Exercise objective> All of the data needs to be reproduced with no alterations.

Source records>
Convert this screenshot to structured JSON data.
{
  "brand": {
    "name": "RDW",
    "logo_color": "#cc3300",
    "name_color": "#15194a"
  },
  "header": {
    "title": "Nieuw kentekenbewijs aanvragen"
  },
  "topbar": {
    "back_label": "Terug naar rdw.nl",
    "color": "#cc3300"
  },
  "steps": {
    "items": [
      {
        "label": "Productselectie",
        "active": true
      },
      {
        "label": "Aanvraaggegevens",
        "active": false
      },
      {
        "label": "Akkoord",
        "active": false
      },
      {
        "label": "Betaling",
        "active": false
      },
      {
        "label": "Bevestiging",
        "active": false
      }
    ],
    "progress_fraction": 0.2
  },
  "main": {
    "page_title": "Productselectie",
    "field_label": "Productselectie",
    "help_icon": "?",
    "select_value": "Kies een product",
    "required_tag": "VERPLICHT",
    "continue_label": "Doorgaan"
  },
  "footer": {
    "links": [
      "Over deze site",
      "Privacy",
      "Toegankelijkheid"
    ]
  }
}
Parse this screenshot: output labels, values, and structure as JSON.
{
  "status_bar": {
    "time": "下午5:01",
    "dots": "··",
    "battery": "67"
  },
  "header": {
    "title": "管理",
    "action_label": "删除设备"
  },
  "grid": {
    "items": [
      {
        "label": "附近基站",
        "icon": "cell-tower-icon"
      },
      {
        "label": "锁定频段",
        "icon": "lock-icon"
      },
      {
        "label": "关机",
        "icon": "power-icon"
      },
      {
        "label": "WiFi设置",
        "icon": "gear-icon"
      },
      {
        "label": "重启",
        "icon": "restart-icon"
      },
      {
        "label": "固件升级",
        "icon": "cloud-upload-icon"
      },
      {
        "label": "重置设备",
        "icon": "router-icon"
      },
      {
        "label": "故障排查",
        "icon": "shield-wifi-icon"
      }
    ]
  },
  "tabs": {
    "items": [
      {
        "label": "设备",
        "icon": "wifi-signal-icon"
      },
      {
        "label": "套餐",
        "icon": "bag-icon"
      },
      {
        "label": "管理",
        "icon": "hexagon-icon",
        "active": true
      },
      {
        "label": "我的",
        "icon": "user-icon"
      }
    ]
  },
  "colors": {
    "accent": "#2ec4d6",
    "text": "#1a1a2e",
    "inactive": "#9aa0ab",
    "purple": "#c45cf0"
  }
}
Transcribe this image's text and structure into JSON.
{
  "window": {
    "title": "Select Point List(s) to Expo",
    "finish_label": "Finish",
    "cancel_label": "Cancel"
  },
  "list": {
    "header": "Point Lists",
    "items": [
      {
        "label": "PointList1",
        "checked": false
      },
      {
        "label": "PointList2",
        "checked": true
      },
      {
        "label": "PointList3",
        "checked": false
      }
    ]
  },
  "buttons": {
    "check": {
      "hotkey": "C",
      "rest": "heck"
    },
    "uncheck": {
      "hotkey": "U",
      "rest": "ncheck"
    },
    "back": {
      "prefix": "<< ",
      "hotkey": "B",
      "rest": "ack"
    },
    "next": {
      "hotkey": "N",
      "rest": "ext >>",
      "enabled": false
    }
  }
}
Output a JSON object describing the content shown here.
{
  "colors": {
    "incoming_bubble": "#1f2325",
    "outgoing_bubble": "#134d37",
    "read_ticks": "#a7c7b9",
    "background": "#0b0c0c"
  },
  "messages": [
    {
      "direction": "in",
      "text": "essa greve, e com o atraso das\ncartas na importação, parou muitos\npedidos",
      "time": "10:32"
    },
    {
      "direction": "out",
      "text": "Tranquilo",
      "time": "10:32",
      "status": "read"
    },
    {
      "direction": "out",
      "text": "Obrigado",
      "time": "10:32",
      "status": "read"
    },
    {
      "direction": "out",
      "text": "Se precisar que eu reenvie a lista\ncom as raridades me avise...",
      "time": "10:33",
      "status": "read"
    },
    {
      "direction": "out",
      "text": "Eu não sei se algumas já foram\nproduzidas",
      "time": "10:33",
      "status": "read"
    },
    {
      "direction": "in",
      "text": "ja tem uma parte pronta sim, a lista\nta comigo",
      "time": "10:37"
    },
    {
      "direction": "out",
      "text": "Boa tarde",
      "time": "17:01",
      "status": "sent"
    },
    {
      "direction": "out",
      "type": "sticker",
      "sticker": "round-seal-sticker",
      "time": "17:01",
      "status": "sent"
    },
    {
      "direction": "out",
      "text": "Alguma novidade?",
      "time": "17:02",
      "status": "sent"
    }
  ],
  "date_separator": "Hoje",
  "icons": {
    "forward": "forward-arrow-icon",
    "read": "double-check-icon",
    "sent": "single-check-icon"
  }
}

Response box>
Convert this screenshot to structured JSON data.
{
  "brand": {
    "name": "RDW",
    "logo_color": "#cc3300",
    "name_color": "#15194a"
  },
  "header": {
    "title": "Nieuw kentekenbewijs aanvragen"
  },
  "topbar": {
    "back_label": "Terug naar rdw.nl",
    "color": "#cc3300"
  },
  "steps": {
    "items": [
      {
        "label": "Productselectie",
        "active": true
      },
      {
        "label": "Aanvraaggegevens",
        "active": false
      },
      {
        "label": "Akkoord",
        "active": false
      },
      {
        "label": "Betaling",
        "active": false
      },
      {
        "label": "Bevestiging",
        "active": false
      }
    ],
    "progress_fraction": 0.2
  },
  "main": {
    "page_title": "Productselectie",
    "field_label": "Productselectie",
    "help_icon": "?",
    "select_value": "Kies een product",
    "required_tag": "VERPLICHT",
    "continue_label": "Doorgaan"
  },
  "footer": {
    "links": [
      "Over deze site",
      "Privacy",
      "Toegankelijkheid"
    ]
  }
}
Parse this screenshot: output labels, values, and structure as JSON.
{
  "status_bar": {
    "time": "下午5:01",
    "dots": "··",
    "battery": "67"
  },
  "header": {
    "title": "管理",
    "action_label": "删除设备"
  },
  "grid": {
    "items": [
      {
        "label": "附近基站",
        "icon": "cell-tower-icon"
      },
      {
        "label": "锁定频段",
        "icon": "lock-icon"
      },
      {
        "label": "关机",
        "icon": "power-icon"
      },
      {
        "label": "WiFi设置",
        "icon": "gear-icon"
      },
      {
        "label": "重启",
        "icon": "restart-icon"
      },
      {
        "label": "固件升级",
        "icon": "cloud-upload-icon"
      },
      {
        "label": "重置设备",
        "icon": "router-icon"
      },
      {
        "label": "故障排查",
        "icon": "shield-wifi-icon"
      }
    ]
  },
  "tabs": {
    "items": [
      {
        "label": "设备",
        "icon": "wifi-signal-icon"
      },
      {
        "label": "套餐",
        "icon": "bag-icon"
      },
      {
        "label": "管理",
        "icon": "hexagon-icon",
        "active": true
      },
      {
        "label": "我的",
        "icon": "user-icon"
      }
    ]
  },
  "colors": {
    "accent": "#2ec4d6",
    "text": "#1a1a2e",
    "inactive": "#9aa0ab",
    "purple": "#c45cf0"
  }
}
Transcribe this image's text and structure into JSON.
{
  "window": {
    "title": "Select Point List(s) to Expo",
    "finish_label": "Finish",
    "cancel_label": "Cancel"
  },
  "list": {
    "header": "Point Lists",
    "items": [
      {
        "label": "PointList1",
        "checked": false
      },
      {
        "label": "PointList2",
        "checked": true
      },
      {
        "label": "PointList3",
        "checked": false
      }
    ]
  },
  "buttons": {
    "check": {
      "hotkey": "C",
      "rest": "heck"
    },
    "uncheck": {
      "hotkey": "U",
      "rest": "ncheck"
    },
    "back": {
      "prefix": "<< ",
      "hotkey": "B",
      "rest": "ack"
    },
    "next": {
      "hotkey": "N",
      "rest": "ext >>",
      "enabled": false
    }
  }
}
Output a JSON object describing the content shown here.
{
  "colors": {
    "incoming_bubble": "#1f2325",
    "outgoing_bubble": "#134d37",
    "read_ticks": "#a7c7b9",
    "background": "#0b0c0c"
  },
  "messages": [
    {
      "direction": "in",
      "text": "essa greve, e com o atraso das\ncartas na importação, parou muitos\npedidos",
      "time": "10:32"
    },
    {
      "direction": "out",
      "text": "Tranquilo",
      "time": "10:32",
      "status": "read"
    },
    {
      "direction": "out",
      "text": "Obrigado",
      "time": "10:32",
      "status": "read"
    },
    {
      "direction": "out",
      "text": "Se precisar que eu reenvie a lista\ncom as raridades me avise...",
      "time": "10:33",
      "status": "read"
    },
    {
      "direction": "out",
      "text": "Eu não sei se algumas já foram\nproduzidas",
      "time": "10:33",
      "status": "read"
    },
    {
      "direction": "in",
      "text": "ja tem uma parte pronta sim, a lista\nta comigo",
      "time": "10:37"
    },
    {
      "direction": "out",
      "text": "Boa tarde",
      "time": "17:01",
      "status": "sent"
    },
    {
      "direction": "out",
      "type": "sticker",
      "sticker": "round-seal-sticker",
      "time": "17:01",
      "status": "sent"
    },
    {
      "direction": "out",
      "text": "Alguma novidade?",
      "time": "17:02",
      "status": "sent"
    }
  ],
  "date_separator": "Hoje",
  "icons": {
    "forward": "forward-arrow-icon",
    "read": "double-check-icon",
    "sent": "single-check-icon"
  }
}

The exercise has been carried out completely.